The first requirement, perhaps a slightly obvious one, is to stop your car at the scene of the accident and to remain there until the details of all parties have been obtained. A driver who fails to stop after an accident when required to do so by law is liable to be prosecuted and, if convicted, fined up to R36 000, or sent to prison for up to nine years, or both. However, if you can prove that you did not stop because you were not aware of the accident, you may avoid prosecution. If not, the courts will presume that you were aware of the accident.
The next step is to ascertain whether any of the people involved in the accident are injured, and if so, to what extent. You should assist the injured as much as you can. This includes anything from calling emergency medical services or administering CPR. If any further injury is caused in a genuine and bone fide attempt to assist an injured person, the responsible party will not be held liable due to the Good Samaritan Principle, which covers people who are attempting to assist people who are hurt or injured.
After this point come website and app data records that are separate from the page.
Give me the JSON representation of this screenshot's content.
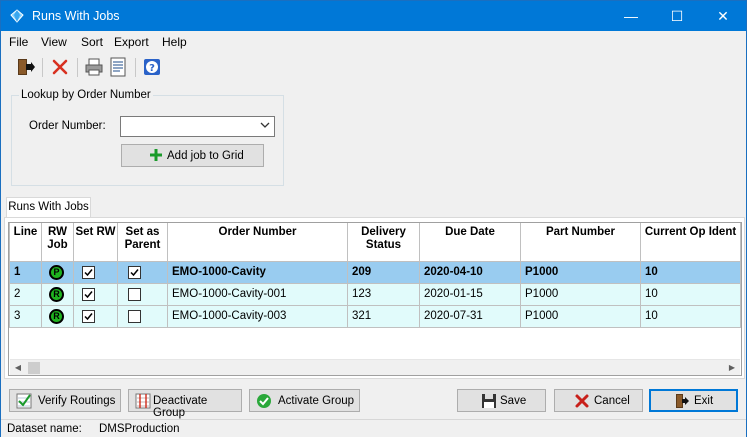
{
  "window": {
    "title": "Runs With Jobs",
    "minimize": "—",
    "maximize": "☐",
    "close": "✕"
  },
  "menu": [
    {
      "label": "File"
    },
    {
      "label": "View"
    },
    {
      "label": "Sort"
    },
    {
      "label": "Export"
    },
    {
      "label": "Help"
    }
  ],
  "toolbar": {
    "icons": [
      "exit-door-icon",
      "delete-x-icon",
      "print-icon",
      "print-preview-icon",
      "help-icon"
    ]
  },
  "lookup": {
    "group_title": "Lookup by Order Number",
    "order_label": "Order Number:",
    "order_value": "",
    "add_button": "Add job to Grid"
  },
  "tab": {
    "label": "Runs With Jobs"
  },
  "grid": {
    "columns": [
      "Line",
      "RW Job",
      "Set RW",
      "Set as Parent",
      "Order Number",
      "Delivery Status",
      "Due Date",
      "Part Number",
      "Current Op Ident"
    ],
    "rows": [
      {
        "line": "1",
        "rw_job": "P",
        "set_rw": true,
        "set_parent": true,
        "order": "EMO-1000-Cavity",
        "delivery": "209",
        "due": "2020-04-10",
        "part": "P1000",
        "op": "10",
        "selected": true
      },
      {
        "line": "2",
        "rw_job": "R",
        "set_rw": true,
        "set_parent": false,
        "order": "EMO-1000-Cavity-001",
        "delivery": "123",
        "due": "2020-01-15",
        "part": "P1000",
        "op": "10",
        "selected": false
      },
      {
        "line": "3",
        "rw_job": "R",
        "set_rw": true,
        "set_parent": false,
        "order": "EMO-1000-Cavity-003",
        "delivery": "321",
        "due": "2020-07-31",
        "part": "P1000",
        "op": "10",
        "selected": false
      }
    ]
  },
  "buttons": {
    "verify": "Verify Routings",
    "deactivate": "Deactivate Group",
    "activate": "Activate Group",
    "save": "Save",
    "cancel": "Cancel",
    "exit": "Exit"
  },
  "status": {
    "label": "Dataset name:",
    "value": "DMSProduction"
  },
  "colors": {
    "title_bar": "#0078d7",
    "selected_row": "#99ccf0",
    "row_bg": "#e1fbfb",
    "badge_green": "#1fb31f"
  }
}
Once it has been established that everyone is alright and/or has been attended to, the amount of damage incurred by each party needs to be determined. In order to settle any damages claim that may or may not exist, you must give your name and address to any person who has reasonable grounds for requiring them, the name and address of the vehicle’s owner if it is not your own and the vehicle’s registration number. This information must also be given to a police officer or authorised officer, at a police station or authorised office, within 24 hours of the accident happening or to the officer at the scene. A valid driver’s license must be produced at this point.
Finally, despite the fact that you may need a stiff drink, no intoxicating substances may be taken after the accident, unless instructed to do so by a police officer or medical practitioner.
Author : James Bush